[Prompt]
Would you copy every line of the listing below that includes the word "heading"?

[Data]
·····

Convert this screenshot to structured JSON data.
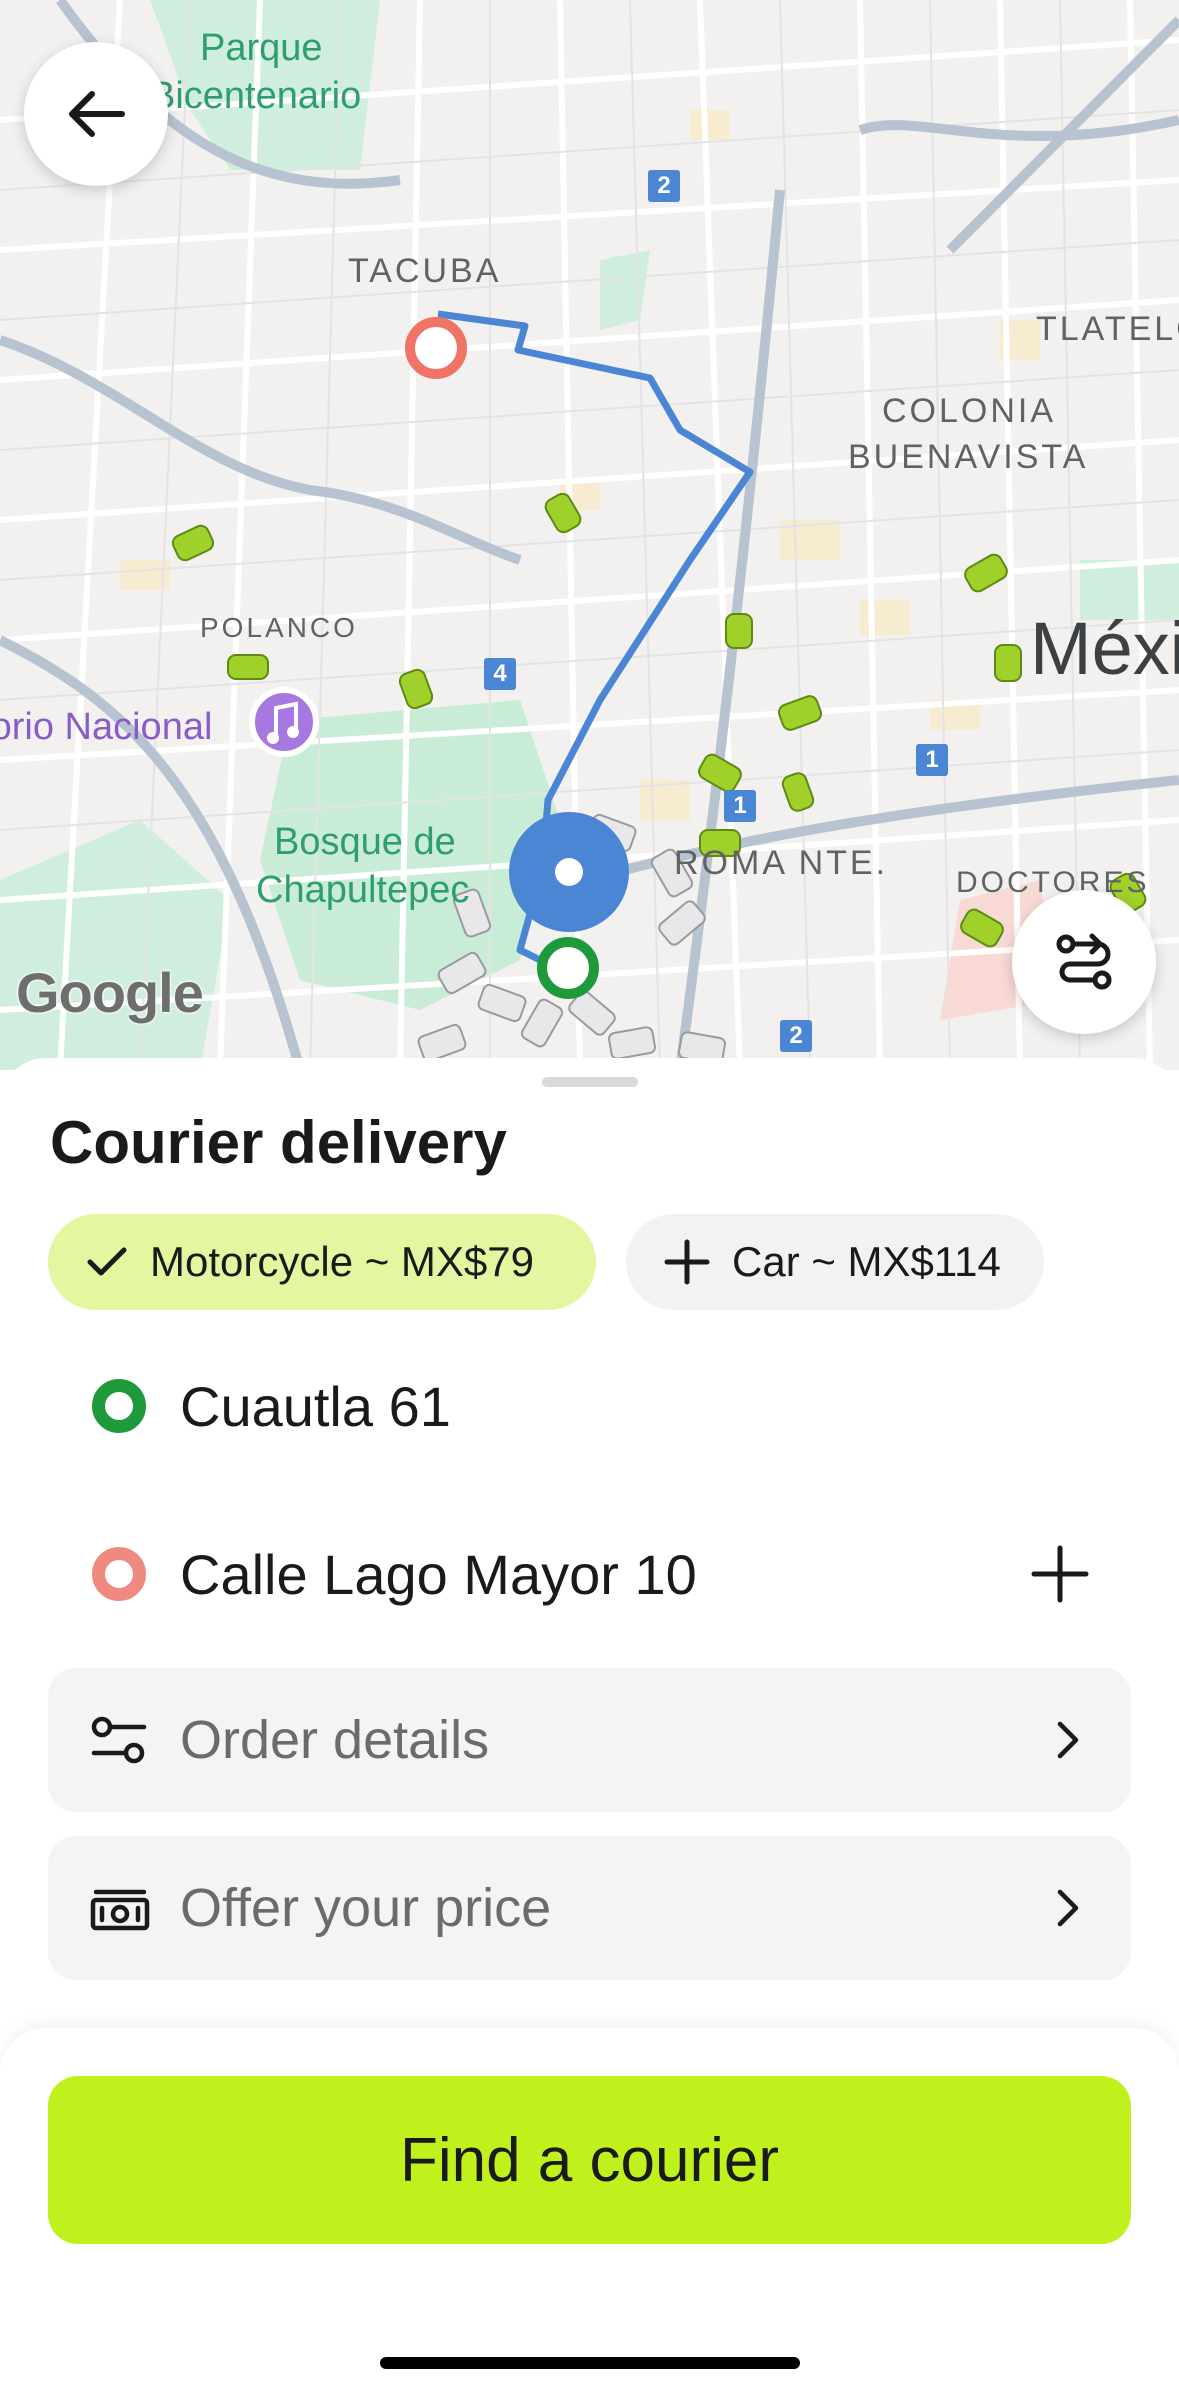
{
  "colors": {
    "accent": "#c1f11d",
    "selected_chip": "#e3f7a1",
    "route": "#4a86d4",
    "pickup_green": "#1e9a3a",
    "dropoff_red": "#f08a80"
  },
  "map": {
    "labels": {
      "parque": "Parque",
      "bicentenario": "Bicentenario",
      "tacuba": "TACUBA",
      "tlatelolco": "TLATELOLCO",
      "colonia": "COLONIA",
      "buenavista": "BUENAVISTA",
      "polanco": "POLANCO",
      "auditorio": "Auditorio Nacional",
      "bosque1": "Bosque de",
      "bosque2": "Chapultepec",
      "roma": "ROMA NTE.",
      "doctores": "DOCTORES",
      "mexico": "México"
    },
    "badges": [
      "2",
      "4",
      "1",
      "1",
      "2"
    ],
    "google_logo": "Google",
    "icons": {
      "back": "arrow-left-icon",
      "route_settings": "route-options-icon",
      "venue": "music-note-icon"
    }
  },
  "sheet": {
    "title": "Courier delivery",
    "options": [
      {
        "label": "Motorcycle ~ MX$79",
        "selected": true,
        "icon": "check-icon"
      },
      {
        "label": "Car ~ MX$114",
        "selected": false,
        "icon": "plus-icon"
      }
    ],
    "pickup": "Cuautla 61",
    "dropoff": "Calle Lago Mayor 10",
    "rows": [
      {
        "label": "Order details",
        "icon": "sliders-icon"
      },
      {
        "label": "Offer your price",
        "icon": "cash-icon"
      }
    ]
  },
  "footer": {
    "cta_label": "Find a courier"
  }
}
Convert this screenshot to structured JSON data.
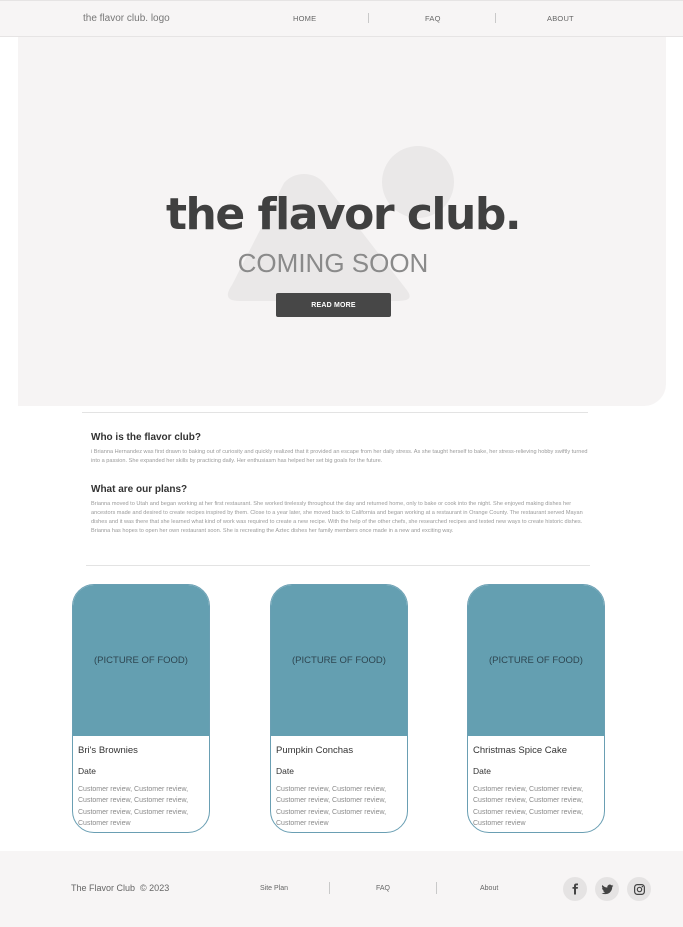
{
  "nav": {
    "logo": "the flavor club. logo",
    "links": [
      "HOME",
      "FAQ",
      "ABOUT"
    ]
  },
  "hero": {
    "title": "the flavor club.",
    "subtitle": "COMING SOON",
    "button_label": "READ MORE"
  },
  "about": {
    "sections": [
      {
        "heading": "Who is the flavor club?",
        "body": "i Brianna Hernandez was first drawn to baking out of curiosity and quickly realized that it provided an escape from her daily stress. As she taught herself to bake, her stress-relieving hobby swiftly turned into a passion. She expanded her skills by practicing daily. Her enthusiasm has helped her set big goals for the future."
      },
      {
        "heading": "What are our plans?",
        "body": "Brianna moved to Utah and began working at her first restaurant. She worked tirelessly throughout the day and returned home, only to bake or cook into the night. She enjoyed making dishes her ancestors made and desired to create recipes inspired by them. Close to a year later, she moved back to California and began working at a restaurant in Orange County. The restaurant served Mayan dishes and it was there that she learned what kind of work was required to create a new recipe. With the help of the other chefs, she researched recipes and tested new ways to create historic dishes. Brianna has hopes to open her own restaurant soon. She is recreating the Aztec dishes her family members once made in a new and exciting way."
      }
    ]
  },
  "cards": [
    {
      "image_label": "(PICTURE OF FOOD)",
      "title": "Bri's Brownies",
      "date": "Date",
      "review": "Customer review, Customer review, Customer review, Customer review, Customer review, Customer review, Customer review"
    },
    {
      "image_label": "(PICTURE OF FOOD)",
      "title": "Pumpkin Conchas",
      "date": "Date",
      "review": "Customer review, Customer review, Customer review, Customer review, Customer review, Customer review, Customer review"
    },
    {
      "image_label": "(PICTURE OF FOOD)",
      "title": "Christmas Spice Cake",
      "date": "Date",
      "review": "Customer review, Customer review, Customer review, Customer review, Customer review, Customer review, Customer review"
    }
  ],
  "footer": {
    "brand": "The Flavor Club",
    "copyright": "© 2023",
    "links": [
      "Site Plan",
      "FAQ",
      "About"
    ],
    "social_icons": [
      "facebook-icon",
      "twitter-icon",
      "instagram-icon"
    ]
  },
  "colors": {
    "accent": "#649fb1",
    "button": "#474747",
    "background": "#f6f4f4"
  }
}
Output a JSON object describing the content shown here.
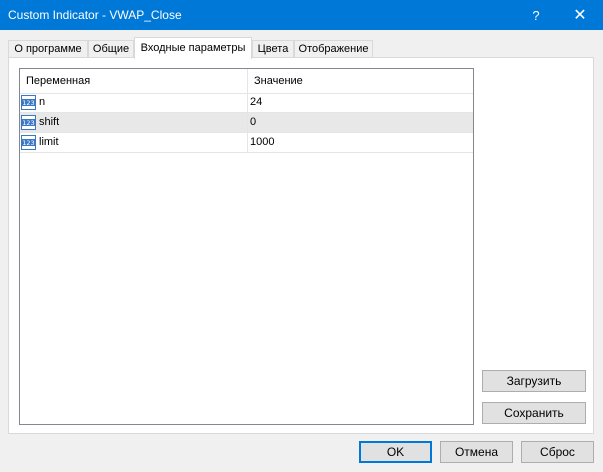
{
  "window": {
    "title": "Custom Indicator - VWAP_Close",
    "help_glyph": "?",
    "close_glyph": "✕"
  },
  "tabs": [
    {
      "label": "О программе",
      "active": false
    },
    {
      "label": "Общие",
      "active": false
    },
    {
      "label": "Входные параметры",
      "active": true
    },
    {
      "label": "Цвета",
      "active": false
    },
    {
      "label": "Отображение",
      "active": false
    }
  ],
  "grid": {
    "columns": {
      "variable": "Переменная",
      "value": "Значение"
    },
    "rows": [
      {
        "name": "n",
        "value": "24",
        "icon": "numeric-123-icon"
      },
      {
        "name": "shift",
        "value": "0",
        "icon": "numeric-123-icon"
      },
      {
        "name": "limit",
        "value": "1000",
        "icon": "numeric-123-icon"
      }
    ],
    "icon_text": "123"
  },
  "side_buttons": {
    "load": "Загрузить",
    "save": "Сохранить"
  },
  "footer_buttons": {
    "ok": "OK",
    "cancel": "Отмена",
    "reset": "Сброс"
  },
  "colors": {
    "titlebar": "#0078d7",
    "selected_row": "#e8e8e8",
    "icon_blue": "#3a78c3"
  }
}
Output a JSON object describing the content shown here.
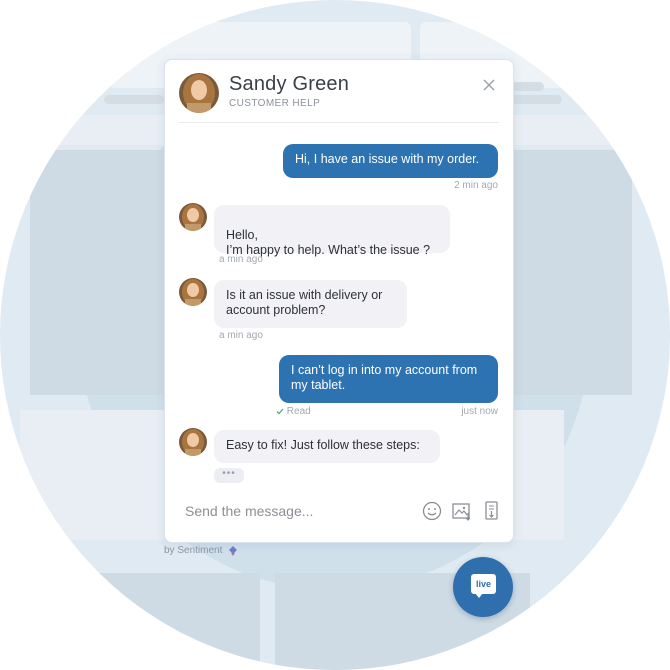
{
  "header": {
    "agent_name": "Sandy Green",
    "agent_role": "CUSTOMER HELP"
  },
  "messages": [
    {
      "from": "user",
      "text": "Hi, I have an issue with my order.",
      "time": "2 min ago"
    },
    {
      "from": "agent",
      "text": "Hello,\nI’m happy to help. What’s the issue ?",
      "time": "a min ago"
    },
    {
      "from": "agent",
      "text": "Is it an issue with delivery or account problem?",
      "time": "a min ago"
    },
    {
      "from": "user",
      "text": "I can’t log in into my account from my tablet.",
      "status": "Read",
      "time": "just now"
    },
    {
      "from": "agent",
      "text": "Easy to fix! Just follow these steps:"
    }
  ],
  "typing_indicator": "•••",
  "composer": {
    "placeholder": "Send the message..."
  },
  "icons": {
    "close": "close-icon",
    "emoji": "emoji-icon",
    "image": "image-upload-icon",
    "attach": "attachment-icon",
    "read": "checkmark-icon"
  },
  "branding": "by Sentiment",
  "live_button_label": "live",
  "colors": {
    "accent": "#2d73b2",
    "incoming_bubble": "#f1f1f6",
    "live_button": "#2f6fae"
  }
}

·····

[Result of this exercise]
        "heading": "Who is the flavor club?",
        "heading": "What are our plans?",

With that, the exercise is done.